Preston Scott Cohen, architect of the recently opened expansion to the Tel Aviv Museum of Art, refers to the addition’s exterior as “the urban version” of the building’s Lightfall—the spiraling skylit atrium and circulation space that vertically connects the new galleries. But for reasons of expense, instead of enclosing the building with sensuous curved surfaces similar to those that define the twisting interior space, Cohen opted for a curtain-wall system of precast-concrete panels. No two of the 465 panels are alike, but most are in the shape of quadrilaterals or triangles, and some are as long as 30 feet on a side.

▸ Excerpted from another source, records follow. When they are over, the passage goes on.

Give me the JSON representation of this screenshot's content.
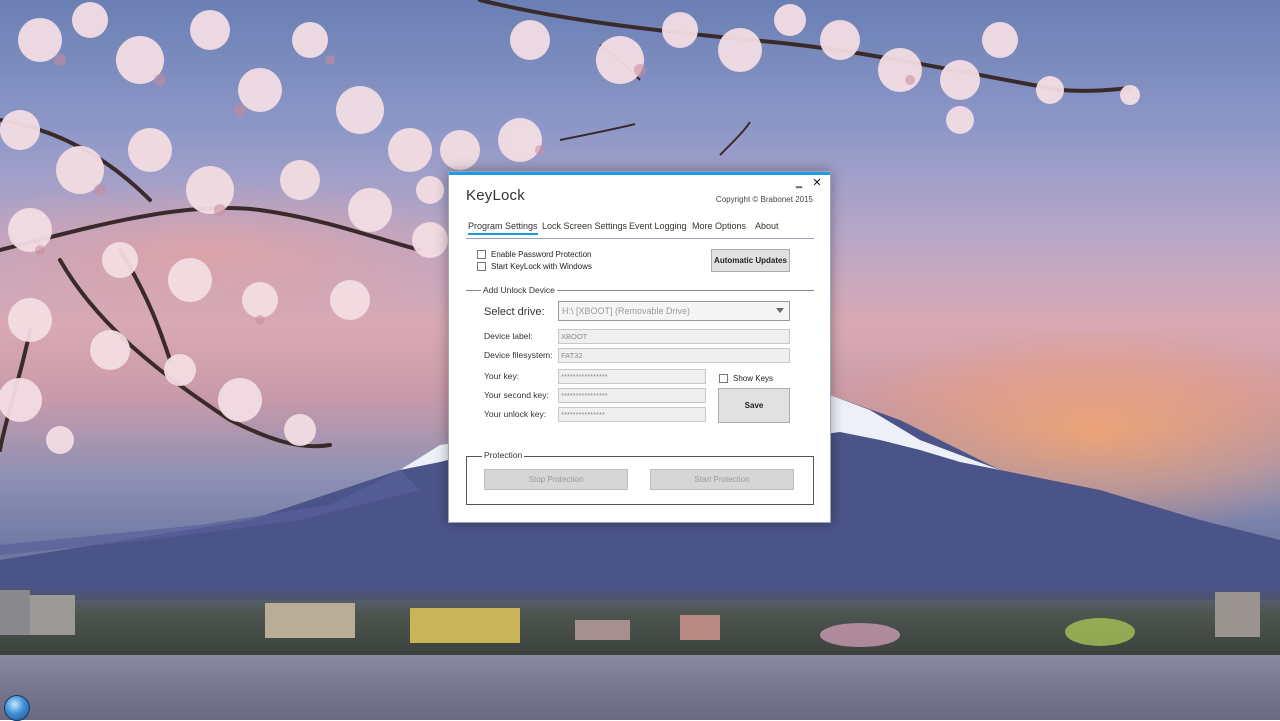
{
  "app": {
    "title": "KeyLock",
    "copyright": "Copyright © Brabonet 2015",
    "minimize_glyph": "‗",
    "close_glyph": "✕"
  },
  "tabs": [
    {
      "label": "Program Settings",
      "active": true
    },
    {
      "label": "Lock Screen Settings",
      "active": false
    },
    {
      "label": "Event Logging",
      "active": false
    },
    {
      "label": "More Options",
      "active": false
    },
    {
      "label": "About",
      "active": false
    }
  ],
  "program_settings": {
    "enable_password_protection": {
      "label": "Enable Password Protection",
      "checked": false
    },
    "start_with_windows": {
      "label": "Start KeyLock with Windows",
      "checked": false
    },
    "automatic_updates_label": "Automatic Updates"
  },
  "unlock_device": {
    "group_label": "Add Unlock Device",
    "select_drive_label": "Select drive:",
    "select_drive_value": "H:\\ [XBOOT] (Removable Drive)",
    "device_label_label": "Device label:",
    "device_label_value": "XBOOT",
    "device_fs_label": "Device filesystem:",
    "device_fs_value": "FAT32",
    "your_key_label": "Your key:",
    "your_key_value": "****************",
    "second_key_label": "Your second key:",
    "second_key_value": "****************",
    "unlock_key_label": "Your unlock key:",
    "unlock_key_value": "***************",
    "show_keys": {
      "label": "Show Keys",
      "checked": false
    },
    "save_label": "Save"
  },
  "protection": {
    "group_label": "Protection",
    "stop_label": "Stop Protection",
    "start_label": "Start Protection"
  },
  "colors": {
    "accent": "#1e9ae0",
    "window_bg": "#ffffff"
  },
  "icons": {
    "start": "windows-start-orb-icon"
  }
}
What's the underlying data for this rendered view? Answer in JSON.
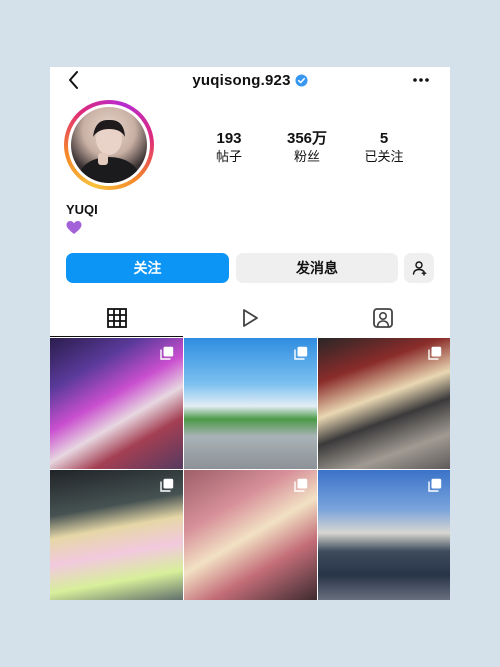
{
  "header": {
    "username": "yuqisong.923",
    "back_icon": "chevron-left-icon",
    "verified_icon": "verified-badge-icon",
    "more_icon": "more-horizontal-icon"
  },
  "profile": {
    "stats": [
      {
        "value": "193",
        "label": "帖子"
      },
      {
        "value": "356万",
        "label": "粉丝"
      },
      {
        "value": "5",
        "label": "已关注"
      }
    ],
    "display_name": "YUQI",
    "bio_emoji": "purple-heart-icon"
  },
  "actions": {
    "follow_label": "关注",
    "message_label": "发消息",
    "add_user_icon": "person-add-icon"
  },
  "tabs": [
    {
      "icon": "grid-icon",
      "active": true
    },
    {
      "icon": "reels-play-icon",
      "active": false
    },
    {
      "icon": "tagged-person-icon",
      "active": false
    }
  ],
  "posts": [
    {
      "type": "multi-photo"
    },
    {
      "type": "multi-photo"
    },
    {
      "type": "multi-photo"
    },
    {
      "type": "multi-photo"
    },
    {
      "type": "multi-photo"
    },
    {
      "type": "multi-photo"
    }
  ],
  "colors": {
    "background": "#d4e1ea",
    "accent_blue": "#0d95f6",
    "secondary_button": "#efefef",
    "verified_blue": "#3897f0",
    "bio_heart": "#a462d9"
  }
}
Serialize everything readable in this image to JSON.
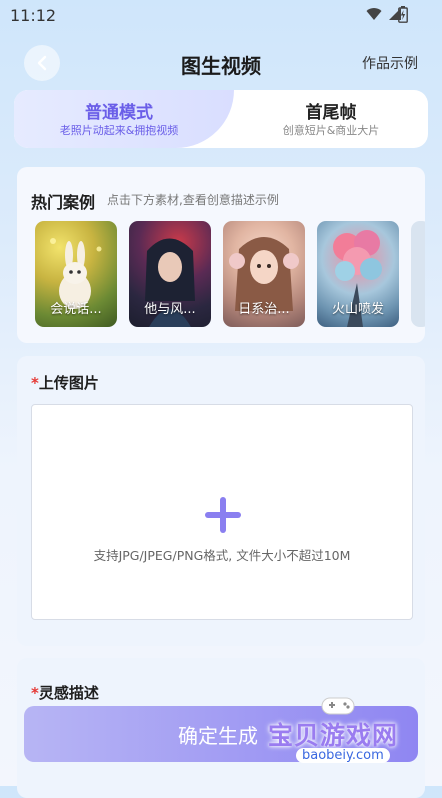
{
  "status": {
    "time": "11:12"
  },
  "header": {
    "title": "图生视频",
    "samples_label": "作品示例"
  },
  "tabs": [
    {
      "title": "普通模式",
      "subtitle": "老照片动起来&拥抱视频"
    },
    {
      "title": "首尾帧",
      "subtitle": "创意短片&商业大片"
    }
  ],
  "hot": {
    "title": "热门案例",
    "subtitle": "点击下方素材,查看创意描述示例",
    "cases": [
      {
        "label": "会说话..."
      },
      {
        "label": "他与风..."
      },
      {
        "label": "日系治..."
      },
      {
        "label": "火山喷发"
      }
    ]
  },
  "upload": {
    "required_mark": "*",
    "title": "上传图片",
    "hint": "支持JPG/JPEG/PNG格式, 文件大小不超过10M"
  },
  "inspiration": {
    "required_mark": "*",
    "title": "灵感描述"
  },
  "confirm": {
    "label": "确定生成"
  },
  "watermark": {
    "text": "宝贝游戏网",
    "url": "baobeiy.com"
  }
}
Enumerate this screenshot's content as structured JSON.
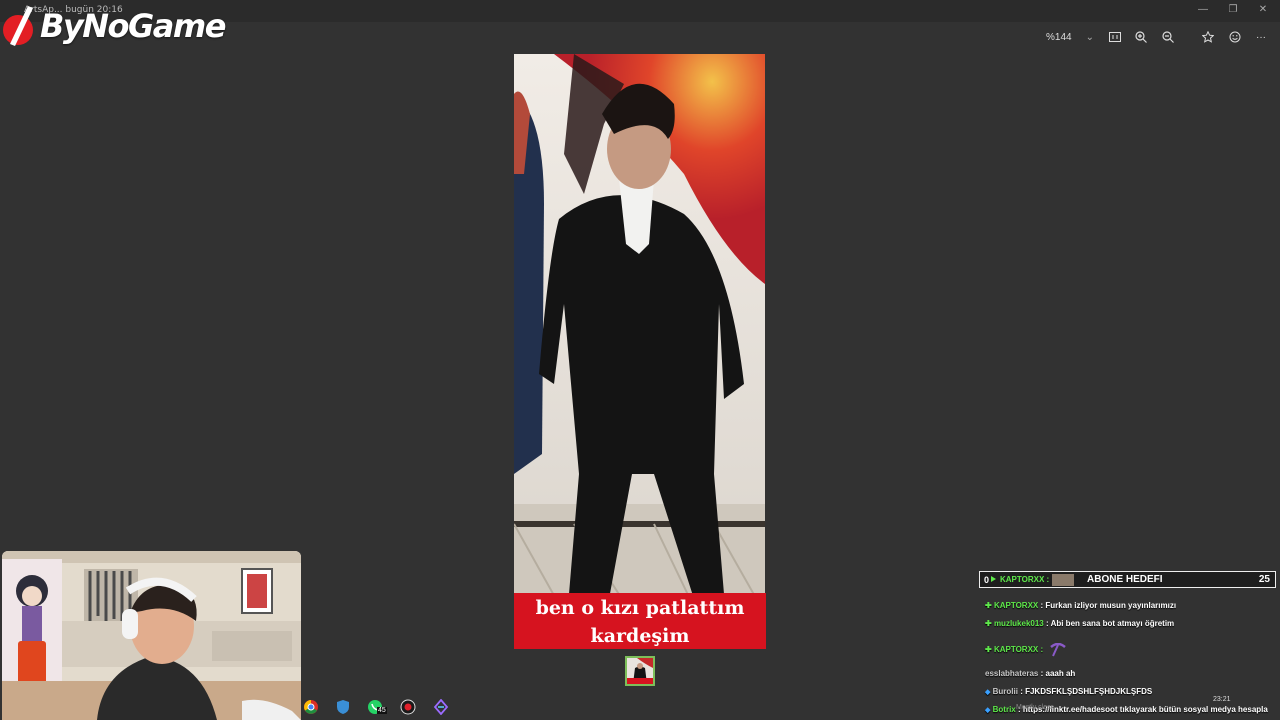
{
  "window": {
    "title": "ArtsAp... bugün 20:16",
    "minimize": "—",
    "restore": "❐",
    "close": "✕"
  },
  "overlay_logo": {
    "text": "ByNoGame"
  },
  "viewer_toolbar": {
    "zoom_level": "%144",
    "zoom_dropdown": "⌄",
    "icons": [
      "actual-size-icon",
      "zoom-in-icon",
      "zoom-out-icon",
      "favorite-icon",
      "emoji-icon",
      "more-icon"
    ],
    "more_label": "···"
  },
  "image": {
    "caption_line1": "ben o kızı patlattım",
    "caption_line2": "kardeşim"
  },
  "goal_bar": {
    "prefix": "0",
    "user": "KAPTORXX :",
    "label": "ABONE HEDEFI",
    "count": "25"
  },
  "chat": {
    "messages": [
      {
        "user": "KAPTORXX",
        "text": ": Furkan izliyor musun yayınlarımızı"
      },
      {
        "user": "muzlukek013",
        "text": ": Abi ben sana bot atmayı öğretim"
      },
      {
        "user": "KAPTORXX :",
        "text": ""
      },
      {
        "user": "esslabhateras",
        "text": ": aaah ah"
      },
      {
        "user": "Burolii",
        "text": ": FJKDSFKLŞDSHLFŞHDJKLŞFDS"
      },
      {
        "user": "Botrix",
        "text": ": https://linktr.ee/hadesoot tıklayarak bütün sosyal medya hesapla"
      }
    ]
  },
  "taskbar": {
    "whatsapp_badge": "45",
    "clock": "23:21",
    "weather_text": "Mostly clear"
  },
  "colors": {
    "background": "#323232",
    "caption_bg": "#d6131f",
    "chat_user": "#5ee84a"
  }
}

They fit together to create a subtly faceted wrapper made up of large folded planes.
Primarily because of the difficulty of finding a precast manufacturer with the necessary expertise, the project team elected to produce the 5-inch-thick cladding elements at the building site, according to Israel Chaskelevitch, principal of the eponymous firm that served as the construction manager through late 2009. Keeping the fabrication process on-site also helped avoid the damage that might occur during transportation, especially to the panels’ vulnerable knifelike edges and sharp corners.
Starting in March 2009, and for more than a year after that, contractors cast the panels in a fabrication plant they set up within an already enclosed lower-level gallery. Using smooth, steel-topped tables as the base of the panels’ formwork and reconfigurable magnetic dams to define the different shapes and angles, they cast each panel in two layers, placing steel reinforcement before the second pour. The process ensured that contractors could provide the required amount of concrete cover for this reinforcement—an especially important detail due to Tel Aviv’s corrosive salt air, Chaskelevitch points out.
The back of the panels incorporate steel plates that serve as the connection points to an underlying support system of vertical steel ribs placed every 8 feet on center and anchored to the building’s primary Vierendeel truss structure. With cranes, workers lifted the panels, which weigh as much as 9 tons, into place, and then adjusted their position from behind before welding the embedded steel plates to the structural armature. Finally, they filled the resulting ¹¹∕¹6 -inch joint between each cladding piece with a special combination of sealants recessed about an inch from the surface to create a reveal.
Although the facade material wasn’t specified in Cohen’s 2003 competition entry, he always envisioned the addition’s exterior as concrete. He preferred it over other materials, he explains, because he wanted to tie his expansion to Tel Aviv’s modern architecture and the mostly exposed concrete and white stucco buildings that have earned it the moniker “the White City.” He hoped to avoid making a building that seemed like it belonged in Jerusalem, he says, where everything is built of honey-colored stone.
The client, however, had other preferences, and the drawings released for bid in 2007 called for stone-clad, cast-in-place concrete walls. The architect credits the construction manager for devising the curtain-wall-and-precast solution and for winning over the reluctant client with full-sized mock-ups of a 30-foot-square portion of both proposed assemblies. Not only was the precast option less expensive, but it also allowed for larger cladding elements—especially for the cladding suspended from the soffits, where the weight of the stone would have necessitated small, mosaic-like pieces. “The sheer size and smoothness of the panels was overwhelmingly impressive,” says Cohen, referring to the concrete mock-up. Amit Nemlich, project architect, confirms that the final cladding solution was the most appropriate one. “Tel Aviv is a new city,” he says, “and concrete is a modern material.”